Requirement:
Tally the lines in the data that follows that include the word "Rate", and report nothing but the total.

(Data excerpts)
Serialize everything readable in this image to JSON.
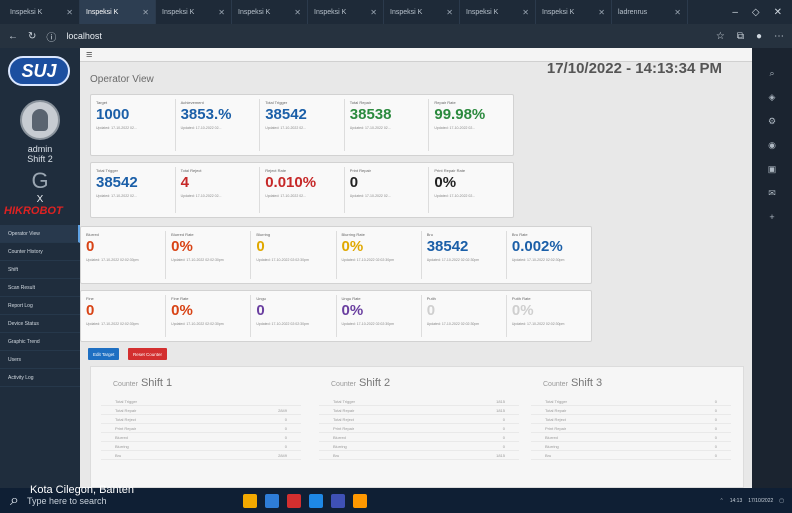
{
  "browser": {
    "tabs": [
      "Inspeksi K",
      "Inspeksi K",
      "Inspeksi K",
      "Inspeksi K",
      "Inspeksi K",
      "Inspeksi K",
      "Inspeksi K",
      "Inspeksi K",
      "ladrenrus"
    ],
    "active_tab": 1,
    "address": "localhost"
  },
  "sidebar": {
    "logo": "SUJ",
    "user": "admin",
    "shift": "Shift 2",
    "close": "X",
    "brand": "HIKROBOT",
    "menu": [
      "Operator View",
      "Counter History",
      "Shift",
      "Scan Result",
      "Report Log",
      "Device Status",
      "Graphic Trend",
      "Users",
      "Activity Log"
    ]
  },
  "header": {
    "title": "Operator View",
    "datetime": "17/10/2022 - 14:13:34 PM"
  },
  "row1": [
    {
      "label": "Target",
      "value": "1000",
      "updated": "Updated: 17-10-2022 02...",
      "color": "#1b5fa8"
    },
    {
      "label": "Achievement",
      "value": "3853.%",
      "updated": "Updated: 17-10-2022 02...",
      "color": "#1b5fa8"
    },
    {
      "label": "Total Trigger",
      "value": "38542",
      "updated": "Updated: 17-10-2022 02...",
      "color": "#1b5fa8"
    },
    {
      "label": "Total Repair",
      "value": "38538",
      "updated": "Updated: 17-10-2022 02...",
      "color": "#2b8a3e"
    },
    {
      "label": "Repair Rate",
      "value": "99.98%",
      "updated": "Updated: 17-10-2022 02...",
      "color": "#2b8a3e"
    }
  ],
  "row2": [
    {
      "label": "Total Trigger",
      "value": "38542",
      "updated": "Updated: 17-10-2022 02...",
      "color": "#1b5fa8"
    },
    {
      "label": "Total Reject",
      "value": "4",
      "updated": "Updated: 17-10-2022 02...",
      "color": "#c62828"
    },
    {
      "label": "Reject Rate",
      "value": "0.010%",
      "updated": "Updated: 17-10-2022 02...",
      "color": "#c62828"
    },
    {
      "label": "Print Repair",
      "value": "0",
      "updated": "Updated: 17-10-2022 02...",
      "color": "#222222"
    },
    {
      "label": "Print Repair Rate",
      "value": "0%",
      "updated": "Updated: 17-10-2022 02...",
      "color": "#222222"
    }
  ],
  "row3": [
    {
      "label": "Blurred",
      "value": "0",
      "updated": "Updated: 17-10-2022 02:02:30pm",
      "color": "#d84315"
    },
    {
      "label": "Blurred Rate",
      "value": "0%",
      "updated": "Updated: 17-10-2022 02:02:30pm",
      "color": "#d84315"
    },
    {
      "label": "Blurring",
      "value": "0",
      "updated": "Updated: 17-10-2022 02:02:30pm",
      "color": "#e0a800"
    },
    {
      "label": "Blurring Rate",
      "value": "0%",
      "updated": "Updated: 17-10-2022 02:02:30pm",
      "color": "#e0a800"
    },
    {
      "label": "Bru",
      "value": "38542",
      "updated": "Updated: 17-10-2022 02:02:30pm",
      "color": "#1b5fa8"
    },
    {
      "label": "Bru Rate",
      "value": "0.002%",
      "updated": "Updated: 17-10-2022 02:02:30pm",
      "color": "#1b5fa8"
    }
  ],
  "row4": [
    {
      "label": "Fine",
      "value": "0",
      "updated": "Updated: 17-10-2022 02:02:30pm",
      "color": "#d84315"
    },
    {
      "label": "Fine Rate",
      "value": "0%",
      "updated": "Updated: 17-10-2022 02:02:30pm",
      "color": "#d84315"
    },
    {
      "label": "Ungu",
      "value": "0",
      "updated": "Updated: 17-10-2022 02:02:30pm",
      "color": "#6a3fa0"
    },
    {
      "label": "Ungu Rate",
      "value": "0%",
      "updated": "Updated: 17-10-2022 02:02:30pm",
      "color": "#6a3fa0"
    },
    {
      "label": "Putih",
      "value": "0",
      "updated": "Updated: 17-10-2022 02:02:30pm",
      "color": "#cfcfcf"
    },
    {
      "label": "Putih Rate",
      "value": "0%",
      "updated": "Updated: 17-10-2022 02:02:30pm",
      "color": "#cfcfcf"
    }
  ],
  "buttons": {
    "edit_target": "Edit Target",
    "reset_counter": "Reset Counter",
    "edit_color": "#1e6fc2",
    "reset_color": "#d32f2f"
  },
  "counters": [
    {
      "prefix": "Counter",
      "title": "Shift 1",
      "rows": [
        [
          "Total Trigger",
          ""
        ],
        [
          "Total Repair",
          "2849"
        ],
        [
          "Total Reject",
          "0"
        ],
        [
          "Print Repair",
          "0"
        ],
        [
          "Blurred",
          "0"
        ],
        [
          "Blurring",
          "0"
        ],
        [
          "Bru",
          "2849"
        ]
      ]
    },
    {
      "prefix": "Counter",
      "title": "Shift 2",
      "rows": [
        [
          "Total Trigger",
          "1815"
        ],
        [
          "Total Repair",
          "1815"
        ],
        [
          "Total Reject",
          "0"
        ],
        [
          "Print Repair",
          "0"
        ],
        [
          "Blurred",
          "0"
        ],
        [
          "Blurring",
          "0"
        ],
        [
          "Bru",
          "1815"
        ]
      ]
    },
    {
      "prefix": "Counter",
      "title": "Shift 3",
      "rows": [
        [
          "Total Trigger",
          "0"
        ],
        [
          "Total Repair",
          "0"
        ],
        [
          "Total Reject",
          "0"
        ],
        [
          "Print Repair",
          "0"
        ],
        [
          "Blurred",
          "0"
        ],
        [
          "Blurring",
          "0"
        ],
        [
          "Bru",
          "0"
        ]
      ]
    }
  ],
  "taskbar": {
    "search_placeholder": "Type here to search",
    "location": "Kota Cilegon, Banten",
    "time": "14:13",
    "date": "17/10/2022"
  }
}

Solution:
9